Sport Photo :THE 500 more focus on the GT power players, 84 L … by sguiney
WHITE BALANCE SETTINGS - AFTER SHOOTING
WB (White balance) key
In camera raw (function of Adobe Bridge and Adobe Photoshop) you can tweak you images as you would from the camera. This is a really useful tool to make subtle changes to a number of images quickly.
In these screen shots I’m looking at the same image in three different WB settings. The exposure is set to ‘auto’. I do this with images shot at the same time in groups so that the exposure of the set of images taken at the same time will look all very similar in exposure - you will often not be able to tell the difference, and so other differences become more obvious to the eye, like colour temperature.
Here I’m experimenting with WB settings ‘daylight’ - appearing warm and quite orange. However ‘auto’ seems to contrast with the daylight setting, turning the image into a gradient of blue, white, and a softer coral orange. Finally when you see the setting ‘As shot’ it simply refers to how the image (WB) looked when the image was taken.
SIDE NOTE —————————————————————————–
(Depending on what white balance setting was used on the camera at the time of taking the photo - the image will look like that. This is where the white balance settings in Camera Raw become useful. Say, accidentally, I had not looked at my white balance settings, after letting someone else use my camera. The white balance setting may be on ‘shade’, and if I’m taking an image in Florescent lighting conditions, the WB would be totally wrong, and probably a bit yellow. This is where WB becomes significant. WB can also be useful if you want to denote certain connotations about your subject - but I’ll discuss colour and colour temperature in another post.

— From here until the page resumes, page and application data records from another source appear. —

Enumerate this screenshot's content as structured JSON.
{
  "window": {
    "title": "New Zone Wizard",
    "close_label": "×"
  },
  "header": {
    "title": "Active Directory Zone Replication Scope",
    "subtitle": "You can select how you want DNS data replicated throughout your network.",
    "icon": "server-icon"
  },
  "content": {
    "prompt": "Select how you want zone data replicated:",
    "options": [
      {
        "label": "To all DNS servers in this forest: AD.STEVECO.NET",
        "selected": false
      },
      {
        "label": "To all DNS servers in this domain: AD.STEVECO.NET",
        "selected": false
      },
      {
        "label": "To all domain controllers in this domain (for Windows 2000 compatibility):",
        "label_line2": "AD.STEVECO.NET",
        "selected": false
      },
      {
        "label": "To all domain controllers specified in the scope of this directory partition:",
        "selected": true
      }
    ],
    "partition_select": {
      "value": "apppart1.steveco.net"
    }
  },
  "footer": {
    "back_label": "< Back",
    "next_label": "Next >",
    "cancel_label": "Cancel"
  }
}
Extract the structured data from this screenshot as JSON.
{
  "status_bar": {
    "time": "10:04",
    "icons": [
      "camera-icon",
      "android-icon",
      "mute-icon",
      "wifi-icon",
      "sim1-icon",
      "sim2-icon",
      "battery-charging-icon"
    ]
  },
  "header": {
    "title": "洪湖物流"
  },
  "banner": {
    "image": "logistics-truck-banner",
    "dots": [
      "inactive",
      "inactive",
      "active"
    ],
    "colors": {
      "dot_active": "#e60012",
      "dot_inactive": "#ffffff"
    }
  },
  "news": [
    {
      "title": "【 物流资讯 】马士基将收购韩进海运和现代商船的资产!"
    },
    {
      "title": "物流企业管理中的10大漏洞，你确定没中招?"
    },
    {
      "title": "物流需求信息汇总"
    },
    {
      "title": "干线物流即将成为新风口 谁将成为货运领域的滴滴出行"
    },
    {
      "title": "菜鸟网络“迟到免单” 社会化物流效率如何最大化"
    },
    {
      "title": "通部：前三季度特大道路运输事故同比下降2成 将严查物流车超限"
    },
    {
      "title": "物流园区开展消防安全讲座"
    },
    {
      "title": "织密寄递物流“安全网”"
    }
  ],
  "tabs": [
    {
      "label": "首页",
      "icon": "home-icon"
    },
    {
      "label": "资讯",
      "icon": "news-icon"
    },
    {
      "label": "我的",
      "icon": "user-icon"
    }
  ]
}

SIDE NOTE —————————————————————————–
In my images I want to keep as close to how the sky looked at the time of shooting - so I’m going to constantly be looking back at the ‘As shot’ setting. Then after trying the other settings I’ll decide which is the most accurate. Normally you can just click on ‘Auto’ and the correct WB setting will be put in place, and it’s a good way of seeing what ‘Auto’ is and then tweaking it to your liking. I do the same with exposure - see what ‘Auto’ does to my image, then make my own adjustments from there, sometimes auto doesn’t do a lot for your images, whereas with other times auto can completely save your image. I find it’s just a matter of trying out all the different settings, playing with them and learning what they do to your image, and deciding if you like it or if it works.
my first steps with Lightroom
- different white balance - same motif
Realized from a youtube video that the character introductions in Stranger Things have clever white balancing to show who we should trust during the first season. Dr. Brenner get’s cold greens and blues, Joyce, Hopper, the kids and Jonathan all have warm oranges and yellows.
Even more interesting is Eleven has neither. She gets plain old properly white-balanced light. Which is to say it’s white, neither orange warm lighting nor cold blue lighting. At first I thought it was just because, while every other character has a set motive, the good orange characters’ motive being to find Will, Brenner’s being selfish and potentially catastrophic, Eleven doesn’t really have one. Her priority is survival, and she doesn’t have plan or goal, or anything. She just wants to escape and survive.
But as I was writing this I realized it could also symbolize her upbringing, and how it was obviously extremely medical and clinical. There’s also probably tons of other things the white balancing of the scenes symbolizes but I’m not prepared to make an entire essay about it.